#### Work instruction
Print the whole listing again, exactly as it stands.
[Input for this task]
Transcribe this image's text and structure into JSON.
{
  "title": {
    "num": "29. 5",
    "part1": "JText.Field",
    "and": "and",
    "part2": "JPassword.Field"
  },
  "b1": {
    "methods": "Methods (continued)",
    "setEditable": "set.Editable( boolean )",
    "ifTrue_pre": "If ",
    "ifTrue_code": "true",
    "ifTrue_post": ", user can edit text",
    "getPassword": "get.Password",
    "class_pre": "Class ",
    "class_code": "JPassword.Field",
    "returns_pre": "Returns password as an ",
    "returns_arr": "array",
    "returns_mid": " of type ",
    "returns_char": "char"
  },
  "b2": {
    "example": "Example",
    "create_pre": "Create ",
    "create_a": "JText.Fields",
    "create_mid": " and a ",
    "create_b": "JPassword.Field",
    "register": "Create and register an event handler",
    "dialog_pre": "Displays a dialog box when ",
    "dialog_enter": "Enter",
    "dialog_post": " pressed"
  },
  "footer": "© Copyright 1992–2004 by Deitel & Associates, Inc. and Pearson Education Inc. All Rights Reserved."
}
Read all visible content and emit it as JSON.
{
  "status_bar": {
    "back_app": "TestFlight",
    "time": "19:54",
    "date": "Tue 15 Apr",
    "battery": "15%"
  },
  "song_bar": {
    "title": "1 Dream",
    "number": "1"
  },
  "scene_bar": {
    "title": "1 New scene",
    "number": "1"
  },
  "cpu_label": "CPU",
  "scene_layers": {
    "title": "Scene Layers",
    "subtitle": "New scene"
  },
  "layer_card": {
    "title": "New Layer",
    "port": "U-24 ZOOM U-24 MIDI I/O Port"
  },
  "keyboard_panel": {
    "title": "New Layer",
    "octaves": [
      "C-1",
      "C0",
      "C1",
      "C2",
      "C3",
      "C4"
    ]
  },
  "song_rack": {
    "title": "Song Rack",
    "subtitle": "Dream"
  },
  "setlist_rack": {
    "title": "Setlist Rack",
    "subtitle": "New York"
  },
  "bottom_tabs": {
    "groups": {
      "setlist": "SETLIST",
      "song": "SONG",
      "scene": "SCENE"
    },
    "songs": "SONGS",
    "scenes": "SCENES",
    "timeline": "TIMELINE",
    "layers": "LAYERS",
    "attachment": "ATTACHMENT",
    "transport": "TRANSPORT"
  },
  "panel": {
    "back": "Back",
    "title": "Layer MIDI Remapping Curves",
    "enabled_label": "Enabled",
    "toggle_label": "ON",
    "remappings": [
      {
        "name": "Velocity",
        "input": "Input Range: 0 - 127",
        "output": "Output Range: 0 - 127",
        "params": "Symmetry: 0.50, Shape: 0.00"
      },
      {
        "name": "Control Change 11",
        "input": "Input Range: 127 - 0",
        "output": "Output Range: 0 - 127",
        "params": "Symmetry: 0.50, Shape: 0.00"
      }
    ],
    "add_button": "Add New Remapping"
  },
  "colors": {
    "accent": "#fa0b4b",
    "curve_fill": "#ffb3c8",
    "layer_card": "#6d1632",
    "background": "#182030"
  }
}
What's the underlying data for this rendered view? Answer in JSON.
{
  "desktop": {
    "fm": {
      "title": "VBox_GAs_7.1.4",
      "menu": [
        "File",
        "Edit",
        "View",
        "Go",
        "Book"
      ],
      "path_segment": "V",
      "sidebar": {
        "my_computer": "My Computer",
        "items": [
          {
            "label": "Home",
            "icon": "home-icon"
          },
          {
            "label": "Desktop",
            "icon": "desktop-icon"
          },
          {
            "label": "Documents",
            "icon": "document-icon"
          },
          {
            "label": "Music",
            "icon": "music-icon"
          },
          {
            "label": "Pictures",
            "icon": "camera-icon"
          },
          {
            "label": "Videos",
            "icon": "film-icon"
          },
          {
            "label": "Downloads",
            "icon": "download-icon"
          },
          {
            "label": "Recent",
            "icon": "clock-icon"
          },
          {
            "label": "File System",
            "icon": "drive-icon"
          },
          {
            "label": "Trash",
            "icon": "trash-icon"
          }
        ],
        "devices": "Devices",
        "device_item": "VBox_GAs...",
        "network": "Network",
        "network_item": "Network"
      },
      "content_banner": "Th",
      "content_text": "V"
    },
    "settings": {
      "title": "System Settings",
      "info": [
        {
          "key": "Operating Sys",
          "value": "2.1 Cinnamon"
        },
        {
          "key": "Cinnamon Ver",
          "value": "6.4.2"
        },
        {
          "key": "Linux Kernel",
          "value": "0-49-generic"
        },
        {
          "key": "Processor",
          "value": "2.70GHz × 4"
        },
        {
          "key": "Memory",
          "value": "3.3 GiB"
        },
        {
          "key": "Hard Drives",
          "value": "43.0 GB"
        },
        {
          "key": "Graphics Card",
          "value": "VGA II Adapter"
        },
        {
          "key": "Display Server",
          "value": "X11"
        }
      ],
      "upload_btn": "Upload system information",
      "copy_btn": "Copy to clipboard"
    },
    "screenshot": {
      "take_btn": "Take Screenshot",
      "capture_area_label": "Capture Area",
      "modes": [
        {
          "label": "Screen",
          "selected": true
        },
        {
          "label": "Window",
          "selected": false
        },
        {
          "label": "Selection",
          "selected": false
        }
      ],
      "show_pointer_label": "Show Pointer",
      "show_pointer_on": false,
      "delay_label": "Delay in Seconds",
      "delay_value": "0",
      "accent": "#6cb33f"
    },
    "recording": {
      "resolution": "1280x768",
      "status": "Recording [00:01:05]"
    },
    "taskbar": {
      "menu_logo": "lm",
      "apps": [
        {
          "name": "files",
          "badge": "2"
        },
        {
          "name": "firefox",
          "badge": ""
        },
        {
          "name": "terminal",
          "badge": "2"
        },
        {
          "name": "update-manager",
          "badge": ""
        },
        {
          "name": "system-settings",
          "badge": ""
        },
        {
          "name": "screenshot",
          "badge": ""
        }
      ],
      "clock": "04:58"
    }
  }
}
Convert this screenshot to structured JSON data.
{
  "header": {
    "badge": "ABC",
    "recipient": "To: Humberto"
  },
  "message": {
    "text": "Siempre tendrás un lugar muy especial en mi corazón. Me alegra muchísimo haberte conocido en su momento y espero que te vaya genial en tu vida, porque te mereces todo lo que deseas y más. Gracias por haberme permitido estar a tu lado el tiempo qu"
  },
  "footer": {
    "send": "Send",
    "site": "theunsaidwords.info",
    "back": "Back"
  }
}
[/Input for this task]
#### Solution for this problem
Transcribe this image's text and structure into JSON.
{
  "title": {
    "num": "29. 5",
    "part1": "JText.Field",
    "and": "and",
    "part2": "JPassword.Field"
  },
  "b1": {
    "methods": "Methods (continued)",
    "setEditable": "set.Editable( boolean )",
    "ifTrue_pre": "If ",
    "ifTrue_code": "true",
    "ifTrue_post": ", user can edit text",
    "getPassword": "get.Password",
    "class_pre": "Class ",
    "class_code": "JPassword.Field",
    "returns_pre": "Returns password as an ",
    "returns_arr": "array",
    "returns_mid": " of type ",
    "returns_char": "char"
  },
  "b2": {
    "example": "Example",
    "create_pre": "Create ",
    "create_a": "JText.Fields",
    "create_mid": " and a ",
    "create_b": "JPassword.Field",
    "register": "Create and register an event handler",
    "dialog_pre": "Displays a dialog box when ",
    "dialog_enter": "Enter",
    "dialog_post": " pressed"
  },
  "footer": "© Copyright 1992–2004 by Deitel & Associates, Inc. and Pearson Education Inc. All Rights Reserved."
}
Read all visible content and emit it as JSON.
{
  "status_bar": {
    "back_app": "TestFlight",
    "time": "19:54",
    "date": "Tue 15 Apr",
    "battery": "15%"
  },
  "song_bar": {
    "title": "1 Dream",
    "number": "1"
  },
  "scene_bar": {
    "title": "1 New scene",
    "number": "1"
  },
  "cpu_label": "CPU",
  "scene_layers": {
    "title": "Scene Layers",
    "subtitle": "New scene"
  },
  "layer_card": {
    "title": "New Layer",
    "port": "U-24 ZOOM U-24 MIDI I/O Port"
  },
  "keyboard_panel": {
    "title": "New Layer",
    "octaves": [
      "C-1",
      "C0",
      "C1",
      "C2",
      "C3",
      "C4"
    ]
  },
  "song_rack": {
    "title": "Song Rack",
    "subtitle": "Dream"
  },
  "setlist_rack": {
    "title": "Setlist Rack",
    "subtitle": "New York"
  },
  "bottom_tabs": {
    "groups": {
      "setlist": "SETLIST",
      "song": "SONG",
      "scene": "SCENE"
    },
    "songs": "SONGS",
    "scenes": "SCENES",
    "timeline": "TIMELINE",
    "layers": "LAYERS",
    "attachment": "ATTACHMENT",
    "transport": "TRANSPORT"
  },
  "panel": {
    "back": "Back",
    "title": "Layer MIDI Remapping Curves",
    "enabled_label": "Enabled",
    "toggle_label": "ON",
    "remappings": [
      {
        "name": "Velocity",
        "input": "Input Range: 0 - 127",
        "output": "Output Range: 0 - 127",
        "params": "Symmetry: 0.50, Shape: 0.00"
      },
      {
        "name": "Control Change 11",
        "input": "Input Range: 127 - 0",
        "output": "Output Range: 0 - 127",
        "params": "Symmetry: 0.50, Shape: 0.00"
      }
    ],
    "add_button": "Add New Remapping"
  },
  "colors": {
    "accent": "#fa0b4b",
    "curve_fill": "#ffb3c8",
    "layer_card": "#6d1632",
    "background": "#182030"
  }
}
What's the underlying data for this rendered view? Answer in JSON.
{
  "desktop": {
    "fm": {
      "title": "VBox_GAs_7.1.4",
      "menu": [
        "File",
        "Edit",
        "View",
        "Go",
        "Book"
      ],
      "path_segment": "V",
      "sidebar": {
        "my_computer": "My Computer",
        "items": [
          {
            "label": "Home",
            "icon": "home-icon"
          },
          {
            "label": "Desktop",
            "icon": "desktop-icon"
          },
          {
            "label": "Documents",
            "icon": "document-icon"
          },
          {
            "label": "Music",
            "icon": "music-icon"
          },
          {
            "label": "Pictures",
            "icon": "camera-icon"
          },
          {
            "label": "Videos",
            "icon": "film-icon"
          },
          {
            "label": "Downloads",
            "icon": "download-icon"
          },
          {
            "label": "Recent",
            "icon": "clock-icon"
          },
          {
            "label": "File System",
            "icon": "drive-icon"
          },
          {
            "label": "Trash",
            "icon": "trash-icon"
          }
        ],
        "devices": "Devices",
        "device_item": "VBox_GAs...",
        "network": "Network",
        "network_item": "Network"
      },
      "content_banner": "Th",
      "content_text": "V"
    },
    "settings": {
      "title": "System Settings",
      "info": [
        {
          "key": "Operating Sys",
          "value": "2.1 Cinnamon"
        },
        {
          "key": "Cinnamon Ver",
          "value": "6.4.2"
        },
        {
          "key": "Linux Kernel",
          "value": "0-49-generic"
        },
        {
          "key": "Processor",
          "value": "2.70GHz × 4"
        },
        {
          "key": "Memory",
          "value": "3.3 GiB"
        },
        {
          "key": "Hard Drives",
          "value": "43.0 GB"
        },
        {
          "key": "Graphics Card",
          "value": "VGA II Adapter"
        },
        {
          "key": "Display Server",
          "value": "X11"
        }
      ],
      "upload_btn": "Upload system information",
      "copy_btn": "Copy to clipboard"
    },
    "screenshot": {
      "take_btn": "Take Screenshot",
      "capture_area_label": "Capture Area",
      "modes": [
        {
          "label": "Screen",
          "selected": true
        },
        {
          "label": "Window",
          "selected": false
        },
        {
          "label": "Selection",
          "selected": false
        }
      ],
      "show_pointer_label": "Show Pointer",
      "show_pointer_on": false,
      "delay_label": "Delay in Seconds",
      "delay_value": "0",
      "accent": "#6cb33f"
    },
    "recording": {
      "resolution": "1280x768",
      "status": "Recording [00:01:05]"
    },
    "taskbar": {
      "menu_logo": "lm",
      "apps": [
        {
          "name": "files",
          "badge": "2"
        },
        {
          "name": "firefox",
          "badge": ""
        },
        {
          "name": "terminal",
          "badge": "2"
        },
        {
          "name": "update-manager",
          "badge": ""
        },
        {
          "name": "system-settings",
          "badge": ""
        },
        {
          "name": "screenshot",
          "badge": ""
        }
      ],
      "clock": "04:58"
    }
  }
}
Convert this screenshot to structured JSON data.
{
  "header": {
    "badge": "ABC",
    "recipient": "To: Humberto"
  },
  "message": {
    "text": "Siempre tendrás un lugar muy especial en mi corazón. Me alegra muchísimo haberte conocido en su momento y espero que te vaya genial en tu vida, porque te mereces todo lo que deseas y más. Gracias por haberme permitido estar a tu lado el tiempo qu"
  },
  "footer": {
    "send": "Send",
    "site": "theunsaidwords.info",
    "back": "Back"
  }
}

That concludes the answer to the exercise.